An exposed junction is recommended for the measurement of static or flowing non-corrosive gas temperatures where fast response time is required. The junction extends beyond the protective metallic sheath to give accurate fast response. The sheath insulation is sealed where the junction extends to prevent penetration of moisture or gas which could cause errors.
Factors to Consider :
Choosing the correct thermocouple requires that you look at a number of factors. For example, a thermocouple, which is used only periodically, may be less expensive, but it may have a shorter life span and require servicing more often. If the thermocouple is intended to be used for long periods without service, it may be necessary to use a thicker gauge of wire and it may be necessary to use a design engineered for a greater degree of protection. Below are some general guidelines to consider when choosing a thermocouple. If you need more help making a decision our knowledgeable sales staff is available to recommend a design which will best suit your application.
General Guidelines :
|positive (+)||negative (-)|
|T||Copper||Constantan||-270°C to +400°C||-6.2 to 20.87 mV|
|E||Chromel||Constantan||-270°C to +1000°C||-9.8 to 76.37 mV|
|J||Iron||Constantan||-210°C to +760°C||-8.09 to 69.55 mV|
|K||Chromel||Alumel||-270°C to +1370°C||-6.4 to 54.88 mV|
|R||Pt-13% Rh||Platinum||-50°C to +1760°C||0.2 to 21.10 mV|
|B||Pt30% Rhodium||Pt 6% Rhodium||0°C to + 2000°C||0.0 to 13.82 mV|
|S||Platinum/10% Rhodium||Platinum||-50°C to +1750°C||-0.23 to 18.69 mV|
|(N)||Nicrosil||Nisil||-270°C to 1300°C||-4.34 to 47.51 mV|

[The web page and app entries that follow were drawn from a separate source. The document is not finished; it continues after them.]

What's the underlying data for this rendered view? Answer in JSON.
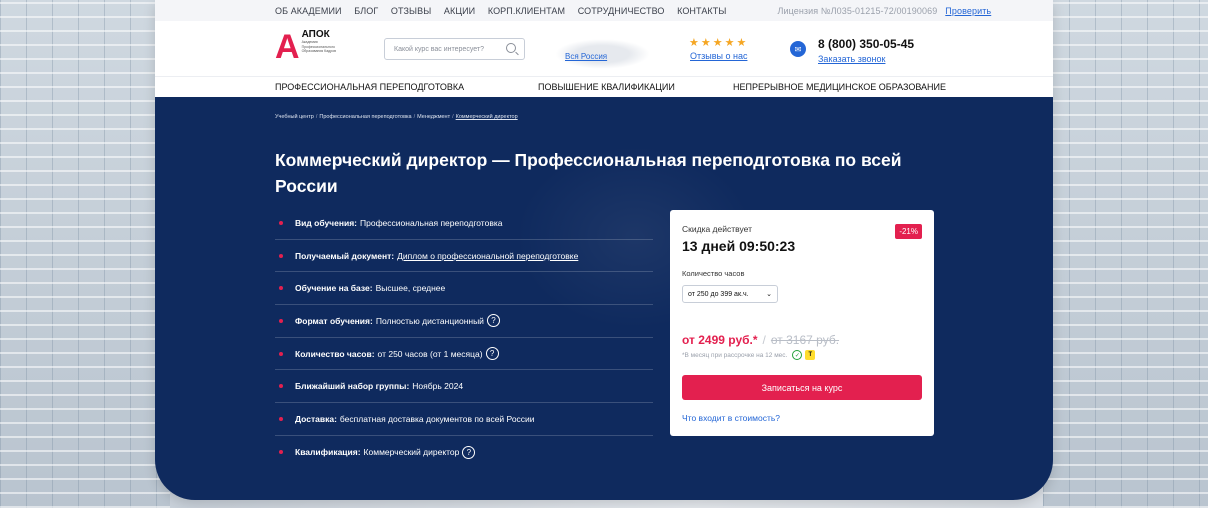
{
  "topbar": {
    "nav": [
      "ОБ АКАДЕМИИ",
      "БЛОГ",
      "ОТЗЫВЫ",
      "АКЦИИ",
      "КОРП.КЛИЕНТАМ",
      "СОТРУДНИЧЕСТВО",
      "КОНТАКТЫ"
    ],
    "license": "Лицензия №Л035-01215-72/00190069",
    "verify_label": "Проверить"
  },
  "header": {
    "logo_letter": "А",
    "logo_name": "АПОК",
    "logo_sub": "Академия Профессионального Образования Кадров",
    "search_placeholder": "Какой курс вас интересует?",
    "region": "Вся Россия",
    "stars": "★★★★★",
    "reviews_label": "Отзывы о нас",
    "phone": "8 (800) 350-05-45",
    "callback_label": "Заказать звонок"
  },
  "mainnav": {
    "items": [
      "ПРОФЕССИОНАЛЬНАЯ ПЕРЕПОДГОТОВКА",
      "ПОВЫШЕНИЕ КВАЛИФИКАЦИИ",
      "НЕПРЕРЫВНОЕ МЕДИЦИНСКОЕ ОБРАЗОВАНИЕ"
    ]
  },
  "breadcrumb": [
    "Учебный центр",
    "Профессиональная переподготовка",
    "Менеджмент",
    "Коммерческий директор"
  ],
  "title": "Коммерческий директор — Профессиональная переподготовка по всей России",
  "features": [
    {
      "label": "Вид обучения:",
      "value": "Профессиональная переподготовка"
    },
    {
      "label": "Получаемый документ:",
      "value": "Диплом о профессиональной переподготовке"
    },
    {
      "label": "Обучение на базе:",
      "value": "Высшее, среднее"
    },
    {
      "label": "Формат обучения:",
      "value": "Полностью дистанционный"
    },
    {
      "label": "Количество часов:",
      "value": "от 250 часов (от 1 месяца)"
    },
    {
      "label": "Ближайший набор группы:",
      "value": "Ноябрь 2024"
    },
    {
      "label": "Доставка:",
      "value": "бесплатная доставка документов по всей России"
    },
    {
      "label": "Квалификация:",
      "value": "Коммерческий директор"
    }
  ],
  "help_glyph": "?",
  "offer": {
    "discount_label": "Скидка действует",
    "badge": "-21%",
    "timer": "13 дней 09:50:23",
    "hours_label": "Количество часов",
    "hours_selected": "от 250 до 399 ак.ч.",
    "price_new": "от 2499 руб.*",
    "price_sep": "/",
    "price_old": "от 3167 руб.",
    "installment": "*В месяц при рассрочке на 12 мес.",
    "cta": "Записаться на курс",
    "whats_included": "Что входит в стоимость?"
  },
  "colors": {
    "brand": "#e3204f",
    "navy": "#0f2a5e",
    "link": "#2466d6",
    "star": "#f5a623"
  }
}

Resistance thermometers, also called resistance temperature detectors (RTDs), are sensors used to measure temperature by correlating the resistance of the RTD element with temperature. Most RTD elements consist of a length of fine coiled wire wrapped around a ceramic or glass core. The element is usually quite fragile, so it is often placed inside a sheathed probe to protect it. The RTD element is made from a pure material, typically platinum, nickel or copper. The material has a predictable change in resistance as the temperature changes and it is this predictable change that is used to determine temperature. They are slowly replacing the use of thermocouples in many industrial applications below 600oC, due to higher accuracy and repeatability.
A thermocouple is a sensor for measuring temperature. It consists of two dissimilar metals, joined together at one end. When the junction of the two metals is heated or cooled a voltage is produced that can be correlated back to the temperature. The thermocouple alloys are commonly available as wire.